On our daily walk, we find a snow goose egg
that wasn’t there before.
Wings beat the sunset on still water,
beaks tear at grass. Antelope settle
beneath the Russian Olives.
I teach my daughter about the sandpiper,
how it leads us from its nest. She shows me
how to fill pockets with pebbles from the shore,
right before she falls in. One moment
she is sinking; in the next, she can swim.
A pelican blends his brown body into the cut
bank dirt nearby, both he and my son
never blinked, never doubted
she would survive. If you let all your air out,
my son tells me, and then dive to the bottom
of the pond you can stay there, spread eagle,
without floating to the top. He has my
hazel eyes.

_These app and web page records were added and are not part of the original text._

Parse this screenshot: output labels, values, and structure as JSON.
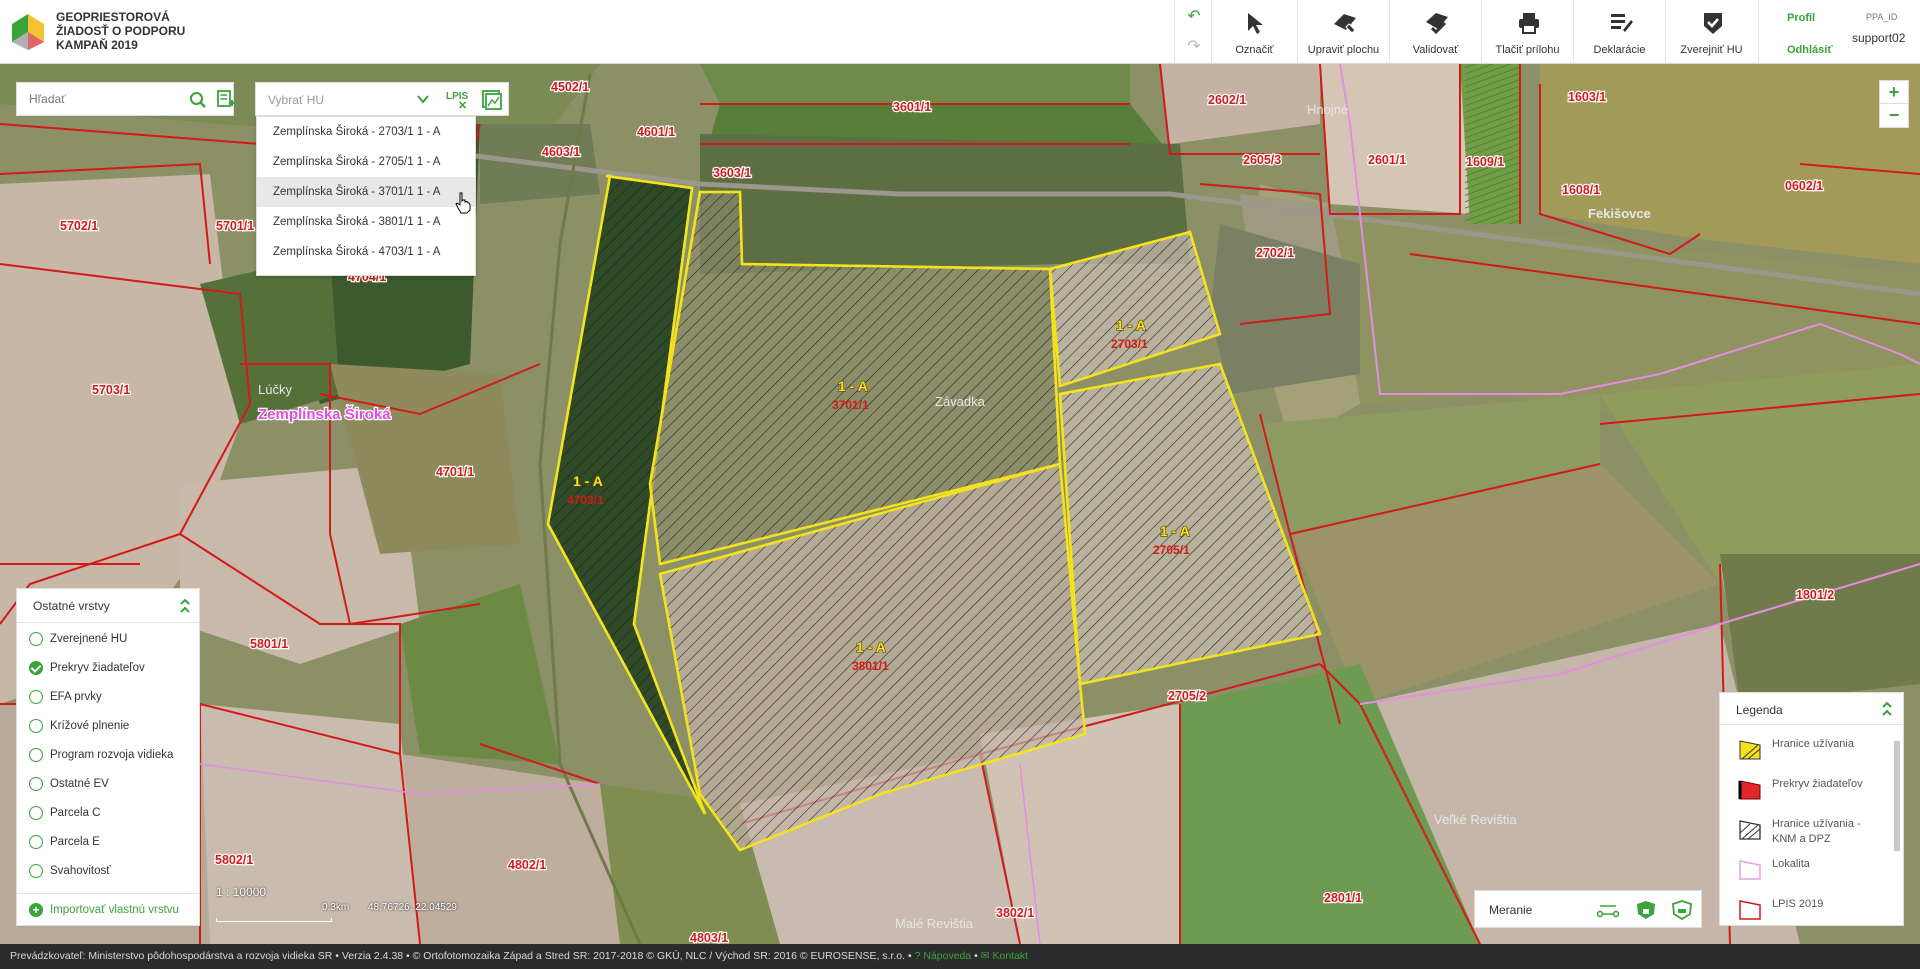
{
  "header": {
    "title_lines": [
      "GEOPRIESTOROVÁ",
      "ŽIADOSŤ O PODPORU",
      "KAMPAŇ 2019"
    ],
    "tools": [
      {
        "label": "Označiť",
        "icon": "pointer-icon"
      },
      {
        "label": "Upraviť plochu",
        "icon": "edit-area-icon"
      },
      {
        "label": "Validovať",
        "icon": "validate-icon"
      },
      {
        "label": "Tlačiť prílohu",
        "icon": "print-icon"
      },
      {
        "label": "Deklarácie",
        "icon": "declarations-icon"
      },
      {
        "label": "Zverejniť HU",
        "icon": "publish-icon"
      }
    ],
    "profile_label": "Profil",
    "logout_label": "Odhlásiť",
    "ppa_label": "PPA_ID",
    "username": "support02"
  },
  "search": {
    "placeholder": "Hľadať"
  },
  "hu_select": {
    "placeholder": "Vybrať HU",
    "lpis_label": "LPIS",
    "options": [
      "Zemplínska Široká - 2703/1 1 - A",
      "Zemplínska Široká - 2705/1 1 - A",
      "Zemplínska Široká - 3701/1 1 - A",
      "Zemplínska Široká - 3801/1 1 - A",
      "Zemplínska Široká - 4703/1 1 - A"
    ],
    "highlighted_index": 2
  },
  "zoom": {
    "in": "+",
    "out": "−"
  },
  "layers_panel": {
    "title": "Ostatné vrstvy",
    "items": [
      {
        "label": "Zverejnené HU",
        "checked": false
      },
      {
        "label": "Prekryv žiadateľov",
        "checked": true
      },
      {
        "label": "EFA prvky",
        "checked": false
      },
      {
        "label": "Krížové plnenie",
        "checked": false
      },
      {
        "label": "Program rozvoja vidieka",
        "checked": false
      },
      {
        "label": "Ostatné EV",
        "checked": false
      },
      {
        "label": "Parcela C",
        "checked": false
      },
      {
        "label": "Parcela E",
        "checked": false
      },
      {
        "label": "Svahovitosť",
        "checked": false
      }
    ],
    "import_label": "Importovať vlastnú vrstvu"
  },
  "scale": {
    "ratio": "1 : 10000",
    "bar_label": "0.3km",
    "coords": "48.76726, 22.04529"
  },
  "measure": {
    "label": "Meranie"
  },
  "legend": {
    "title": "Legenda",
    "items": [
      {
        "label": "Hranice užívania",
        "color": "#f4e31c"
      },
      {
        "label": "Prekryv žiadateľov",
        "color": "#e0282c"
      },
      {
        "label": "Hranice užívania - KNM a DPZ",
        "color": "#555555"
      },
      {
        "label": "Lokalita",
        "color": "#e6a0e6"
      },
      {
        "label": "LPIS 2019",
        "color": "#d21a1a"
      }
    ]
  },
  "map": {
    "parcel_labels": [
      "3601/1",
      "4502/1",
      "4601/1",
      "4603/1",
      "3603/1",
      "2602/1",
      "2605/3",
      "2601/1",
      "1609/1",
      "1603/1",
      "1608/1",
      "0602/1",
      "5702/1",
      "5701/1",
      "4704/1",
      "2702/1",
      "5703/1",
      "4701/1",
      "5801/1",
      "1801/2",
      "2705/2",
      "4802/1",
      "5802/1",
      "3802/1",
      "4803/1",
      "2801/1"
    ],
    "hu_blocks": [
      {
        "code": "1 - A",
        "parcel": "4703/1"
      },
      {
        "code": "1 - A",
        "parcel": "3701/1"
      },
      {
        "code": "1 - A",
        "parcel": "2703/1"
      },
      {
        "code": "1 - A",
        "parcel": "2705/1"
      },
      {
        "code": "1 - A",
        "parcel": "3801/1"
      }
    ],
    "places": [
      "Hnojné",
      "Fekišovce",
      "Lúčky",
      "Zemplínska Široká",
      "Závadka",
      "Veľké Revištia",
      "Malé Revištia"
    ]
  },
  "footer": {
    "operator": "Prevádzkovateľ: Ministerstvo pôdohospodárstva a rozvoja vidieka SR",
    "version": "Verzia 2.4.38",
    "copyright": "© Ortofotomozaika Západ a Stred SR: 2017-2018 © GKÚ, NLC / Východ SR: 2016 © EUROSENSE, s.r.o.",
    "help": "Nápoveda",
    "contact": "Kontakt"
  },
  "colors": {
    "accent": "#3aa33a",
    "lpis_border": "#d21a1a",
    "hu_border": "#f4e31c"
  }
}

I wish mine had his sparkle
as he tells me all it takes is knowing
you can surface when you want.
My friend in Michigan built a bridge
across a backyard creek that he can jump.
He admits in midnight mail, the older
we get, the harder it is to leap.